— Work request —
Each record below must be reproduced exactly as it reads, with its images omitted.

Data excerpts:
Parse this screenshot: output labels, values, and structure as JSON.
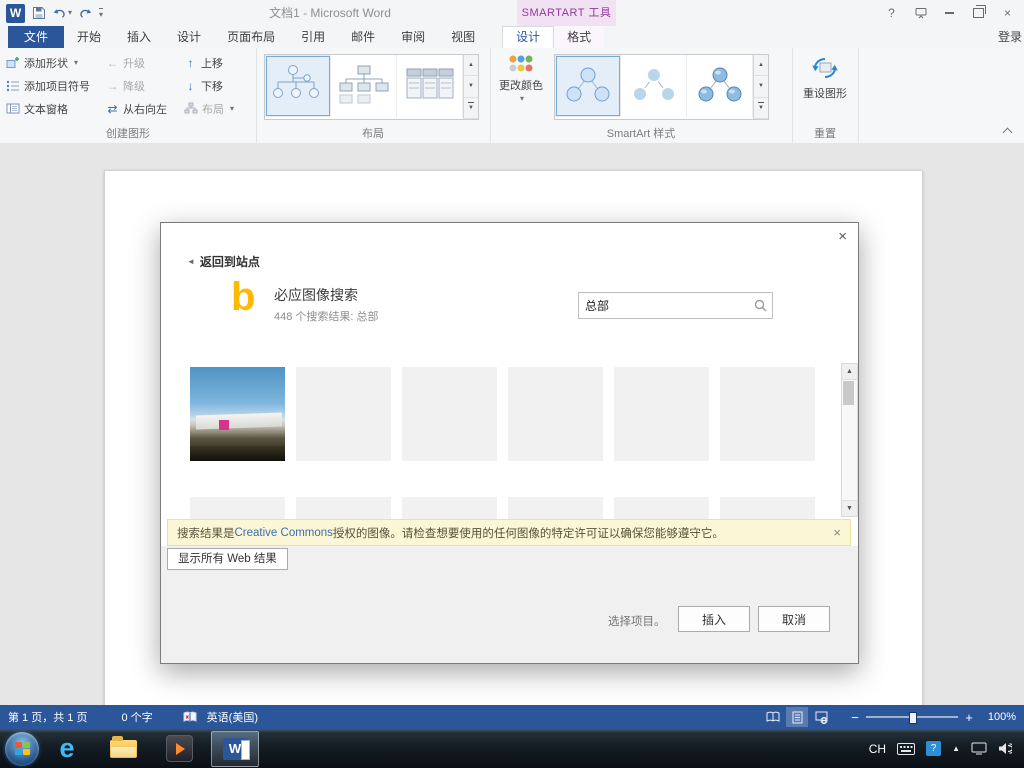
{
  "window": {
    "title": "文档1 - Microsoft Word",
    "contextual_tool_label": "SMARTART 工具",
    "sign_in": "登录"
  },
  "glyphs": {
    "close": "×",
    "dropdown": "▾",
    "up": "▲",
    "down": "▼",
    "back": "◄",
    "minus": "−",
    "plus": "+",
    "help": "?"
  },
  "logos": {
    "word": "W",
    "ie": "e",
    "bing": "b"
  },
  "tabs": {
    "file": "文件",
    "main": [
      "开始",
      "插入",
      "设计",
      "页面布局",
      "引用",
      "邮件",
      "审阅",
      "视图"
    ],
    "contextual_design": "设计",
    "contextual_format": "格式"
  },
  "ribbon": {
    "groups": [
      {
        "name": "创建图形"
      },
      {
        "name": "布局"
      },
      {
        "name": "SmartArt 样式"
      },
      {
        "name": "重置"
      }
    ],
    "create_graphic": {
      "add_shape": "添加形状",
      "add_bullet": "添加项目符号",
      "text_pane": "文本窗格",
      "promote": "升级",
      "demote": "降级",
      "right_to_left": "从右向左",
      "move_up": "上移",
      "move_down": "下移",
      "layout": "布局"
    },
    "smartart_styles": {
      "change_colors": "更改颜色"
    },
    "reset": {
      "reset_graphic": "重设图形"
    }
  },
  "dialog": {
    "back_label": "返回到站点",
    "provider_title": "必应图像搜索",
    "results_summary": "448 个搜索结果: 总部",
    "search": {
      "value": "总部"
    },
    "notice": {
      "prefix": "搜索结果是 ",
      "link": "Creative Commons",
      "suffix": " 授权的图像。请检查想要使用的任何图像的特定许可证以确保您能够遵守它。"
    },
    "show_all_results": "显示所有 Web 结果",
    "selection_hint": "选择项目。",
    "insert_label": "插入",
    "cancel_label": "取消"
  },
  "status_bar": {
    "page_info": "第 1 页，共 1 页",
    "word_count": "0 个字",
    "language": "英语(美国)",
    "zoom": "100%"
  },
  "taskbar": {
    "input_indicator": "CH"
  },
  "colors": {
    "accent_blue": "#2b579a",
    "contextual_purple": "#93389e",
    "bing_yellow": "#ffb900",
    "notice_yellow": "#fbf6d5",
    "status_bar": "#2b579a"
  }
}
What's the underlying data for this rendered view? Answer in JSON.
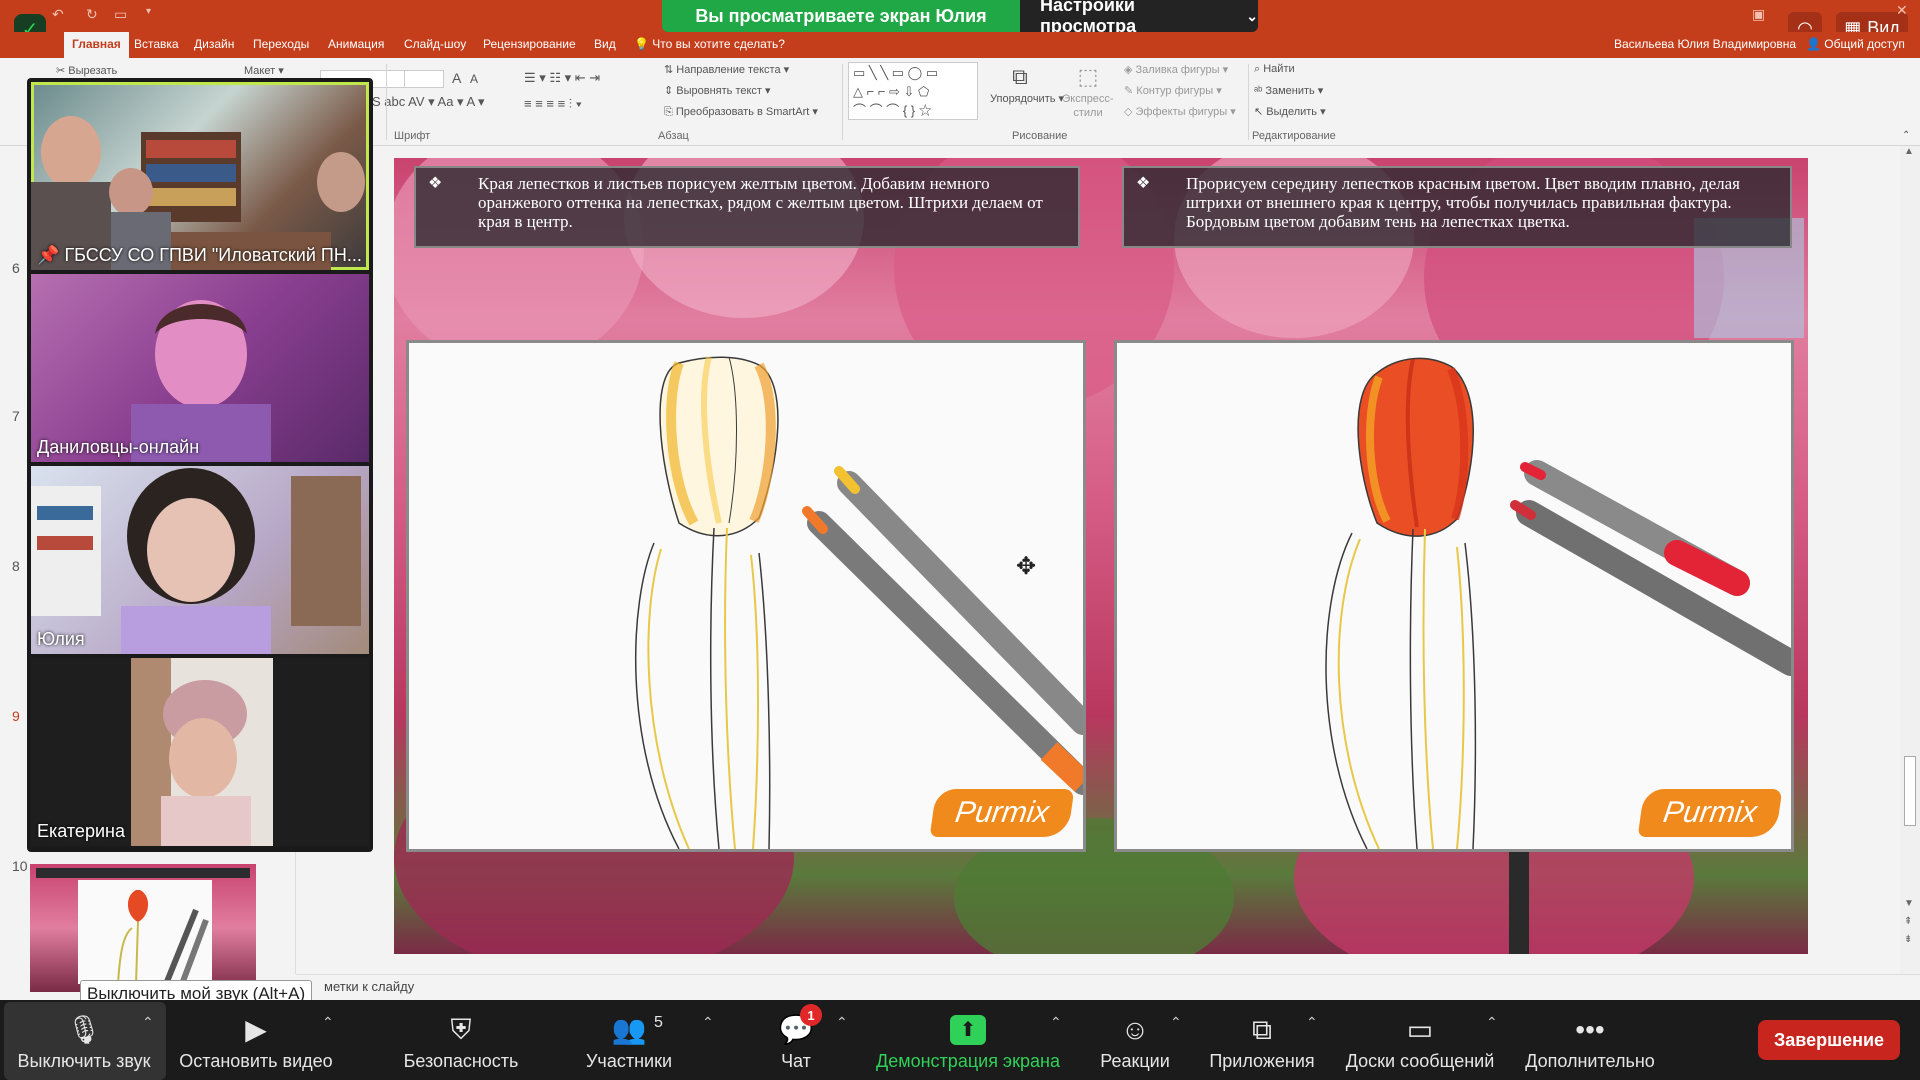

— Result for this exercise —
Parse this screenshot: output labels, values, and structure as JSON.
{
  "window": {
    "title": "文档1 - Microsoft Word",
    "contextual_tool_label": "SMARTART 工具",
    "sign_in": "登录"
  },
  "glyphs": {
    "close": "×",
    "dropdown": "▾",
    "up": "▲",
    "down": "▼",
    "back": "◄",
    "minus": "−",
    "plus": "+",
    "help": "?"
  },
  "logos": {
    "word": "W",
    "ie": "e",
    "bing": "b"
  },
  "tabs": {
    "file": "文件",
    "main": [
      "开始",
      "插入",
      "设计",
      "页面布局",
      "引用",
      "邮件",
      "审阅",
      "视图"
    ],
    "contextual_design": "设计",
    "contextual_format": "格式"
  },
  "ribbon": {
    "groups": [
      {
        "name": "创建图形"
      },
      {
        "name": "布局"
      },
      {
        "name": "SmartArt 样式"
      },
      {
        "name": "重置"
      }
    ],
    "create_graphic": {
      "add_shape": "添加形状",
      "add_bullet": "添加项目符号",
      "text_pane": "文本窗格",
      "promote": "升级",
      "demote": "降级",
      "right_to_left": "从右向左",
      "move_up": "上移",
      "move_down": "下移",
      "layout": "布局"
    },
    "smartart_styles": {
      "change_colors": "更改颜色"
    },
    "reset": {
      "reset_graphic": "重设图形"
    }
  },
  "dialog": {
    "back_label": "返回到站点",
    "provider_title": "必应图像搜索",
    "results_summary": "448 个搜索结果: 总部",
    "search": {
      "value": "总部"
    },
    "notice": {
      "prefix": "搜索结果是 ",
      "link": "Creative Commons",
      "suffix": " 授权的图像。请检查想要使用的任何图像的特定许可证以确保您能够遵守它。"
    },
    "show_all_results": "显示所有 Web 结果",
    "selection_hint": "选择项目。",
    "insert_label": "插入",
    "cancel_label": "取消"
  },
  "status_bar": {
    "page_info": "第 1 页，共 1 页",
    "word_count": "0 个字",
    "language": "英语(美国)",
    "zoom": "100%"
  },
  "taskbar": {
    "input_indicator": "CH"
  },
  "colors": {
    "accent_blue": "#2b579a",
    "contextual_purple": "#93389e",
    "bing_yellow": "#ffb900",
    "notice_yellow": "#fbf6d5",
    "status_bar": "#2b579a"
  }
}
What's the underlying data for this rendered view? Answer in JSON.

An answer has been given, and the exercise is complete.